Study Shows Subway Chicken Has Only 50 Percent Chicken DNA
Subway Chicken. Imagine…There you are, standing at the counter of your local Subway, ordering what you think is a relatively healthy, chicken sub sandwich. You order it just the way you like it and sit down and eat your custom made sandwich – even feeling a little proud that you chose to eat a sensible meal this time. Now, what if I told you that your Subway chicken sandwich might not even have very much chicken in it at all? That your chicken – might not REALLY be what you think it is?
Well, a recent study was conducted by Trent University and the Canadian Broadcasting Corporation and this is exactly what they have found! Subway’s oven-roasted chicken meat actually only contains approximately 50 percent chicken DNA! This is about half of the amount you would find in the chicken you purchase from the meat counter at your local grocery store.
The information obtained was actually part of an even larger survey that was testing chicken items from various fast food chains that operate in Canada. They additionally tested Tim Horton’s, McDonald’s, Wendy’s and A&W. Matt Harnden, DNA researcher at Trent University’s Wildlife Forensic DNA Laboratory examined and rested the poultry from six of the most commonly purchased chicken sandwiches.

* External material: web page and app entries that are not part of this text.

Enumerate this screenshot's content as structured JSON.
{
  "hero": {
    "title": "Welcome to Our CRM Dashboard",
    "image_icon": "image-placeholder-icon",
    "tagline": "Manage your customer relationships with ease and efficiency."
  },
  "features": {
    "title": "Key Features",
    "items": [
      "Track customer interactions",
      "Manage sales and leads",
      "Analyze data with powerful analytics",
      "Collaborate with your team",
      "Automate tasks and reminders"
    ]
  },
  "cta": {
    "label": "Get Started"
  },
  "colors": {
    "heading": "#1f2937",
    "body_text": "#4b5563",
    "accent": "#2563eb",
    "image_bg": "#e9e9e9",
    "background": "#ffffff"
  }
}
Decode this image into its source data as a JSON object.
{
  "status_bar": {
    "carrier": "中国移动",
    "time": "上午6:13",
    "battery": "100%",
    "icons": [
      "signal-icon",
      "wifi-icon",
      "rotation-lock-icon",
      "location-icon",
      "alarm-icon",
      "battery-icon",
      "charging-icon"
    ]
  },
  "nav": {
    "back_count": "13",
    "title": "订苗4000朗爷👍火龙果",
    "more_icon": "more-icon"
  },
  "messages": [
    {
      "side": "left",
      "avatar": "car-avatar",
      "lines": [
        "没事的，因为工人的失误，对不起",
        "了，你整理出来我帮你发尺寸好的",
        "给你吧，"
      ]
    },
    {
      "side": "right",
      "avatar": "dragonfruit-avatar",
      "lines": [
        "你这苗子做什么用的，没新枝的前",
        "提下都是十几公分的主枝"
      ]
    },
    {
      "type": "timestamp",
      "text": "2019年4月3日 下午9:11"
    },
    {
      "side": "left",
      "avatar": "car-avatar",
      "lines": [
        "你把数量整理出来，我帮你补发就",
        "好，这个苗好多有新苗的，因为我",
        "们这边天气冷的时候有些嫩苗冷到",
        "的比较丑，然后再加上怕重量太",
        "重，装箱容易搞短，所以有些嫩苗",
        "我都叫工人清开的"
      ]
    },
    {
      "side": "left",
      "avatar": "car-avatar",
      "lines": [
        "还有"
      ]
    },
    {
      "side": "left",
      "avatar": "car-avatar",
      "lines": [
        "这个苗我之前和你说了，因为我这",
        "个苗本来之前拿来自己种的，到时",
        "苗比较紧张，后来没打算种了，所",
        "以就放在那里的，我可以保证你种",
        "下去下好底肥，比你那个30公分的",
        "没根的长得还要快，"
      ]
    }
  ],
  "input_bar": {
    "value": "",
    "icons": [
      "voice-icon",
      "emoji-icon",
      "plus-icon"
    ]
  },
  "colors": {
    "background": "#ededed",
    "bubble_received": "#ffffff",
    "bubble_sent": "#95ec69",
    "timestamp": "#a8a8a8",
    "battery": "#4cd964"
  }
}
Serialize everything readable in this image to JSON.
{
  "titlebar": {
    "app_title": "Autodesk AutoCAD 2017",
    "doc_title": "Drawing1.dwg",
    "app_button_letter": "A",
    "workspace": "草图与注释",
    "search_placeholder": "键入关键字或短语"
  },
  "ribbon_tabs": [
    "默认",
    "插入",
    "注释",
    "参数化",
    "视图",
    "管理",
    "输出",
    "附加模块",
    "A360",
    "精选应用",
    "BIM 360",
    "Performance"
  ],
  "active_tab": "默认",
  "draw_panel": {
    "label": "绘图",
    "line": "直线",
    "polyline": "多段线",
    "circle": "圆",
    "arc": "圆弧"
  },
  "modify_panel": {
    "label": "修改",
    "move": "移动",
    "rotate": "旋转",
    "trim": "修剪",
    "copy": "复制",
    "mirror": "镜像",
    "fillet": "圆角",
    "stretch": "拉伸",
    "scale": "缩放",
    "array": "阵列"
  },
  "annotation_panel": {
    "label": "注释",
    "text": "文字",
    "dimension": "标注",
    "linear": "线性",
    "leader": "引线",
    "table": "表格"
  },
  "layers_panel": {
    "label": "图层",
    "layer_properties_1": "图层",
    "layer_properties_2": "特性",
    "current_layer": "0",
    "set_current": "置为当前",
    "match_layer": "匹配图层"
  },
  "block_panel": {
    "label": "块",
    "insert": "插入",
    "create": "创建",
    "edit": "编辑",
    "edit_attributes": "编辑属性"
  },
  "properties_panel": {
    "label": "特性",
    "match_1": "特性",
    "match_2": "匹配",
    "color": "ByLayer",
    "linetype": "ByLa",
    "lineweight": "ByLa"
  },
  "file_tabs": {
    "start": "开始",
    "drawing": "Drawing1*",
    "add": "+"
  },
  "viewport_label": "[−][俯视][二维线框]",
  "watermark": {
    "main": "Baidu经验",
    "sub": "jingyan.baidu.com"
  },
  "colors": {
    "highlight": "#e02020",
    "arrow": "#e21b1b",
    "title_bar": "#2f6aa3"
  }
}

A piece of chicken that hasn’t been altered in any way should come at or VERY close to 100 percent DNA of a chicken. Adding seasoning, processing it or marinating the chicken brings that number lower – so it would be impossible for a fast food meat that has been seasoned and cooked to hit the 100 percent marker.
That being said, Subway had the most shocking results! Most of the competitors proved to possess 85-90 percent chicken DNA. Subway’s oven-roasted chicken only had 53.6 percent, while their chicken strips scored even worse!!! They only contain 42.9 percent chicken DNA! What was the majority if the rest of the chicken comprised of? Soy.
ARE YOU KIDDING ME!?
Now, I don’t know about you – but typically, I expect to be informed in big bold letters if I am eating something other than what I believe I am eating. For instance, if I am eating imitation cheese – I expect there to be a sign or a label that says, “IMITATION CHEESE”. I think restaurants should be held to the same standard.
Ask yourself – is this what you had in mind when you decided to get a relatively healthy meal? What percentage of the chicken that you consume do you think should possess chicken DNA? What are your thoughts on this? Send your questions and comments in the form below! I’d love to hear your opinions on this.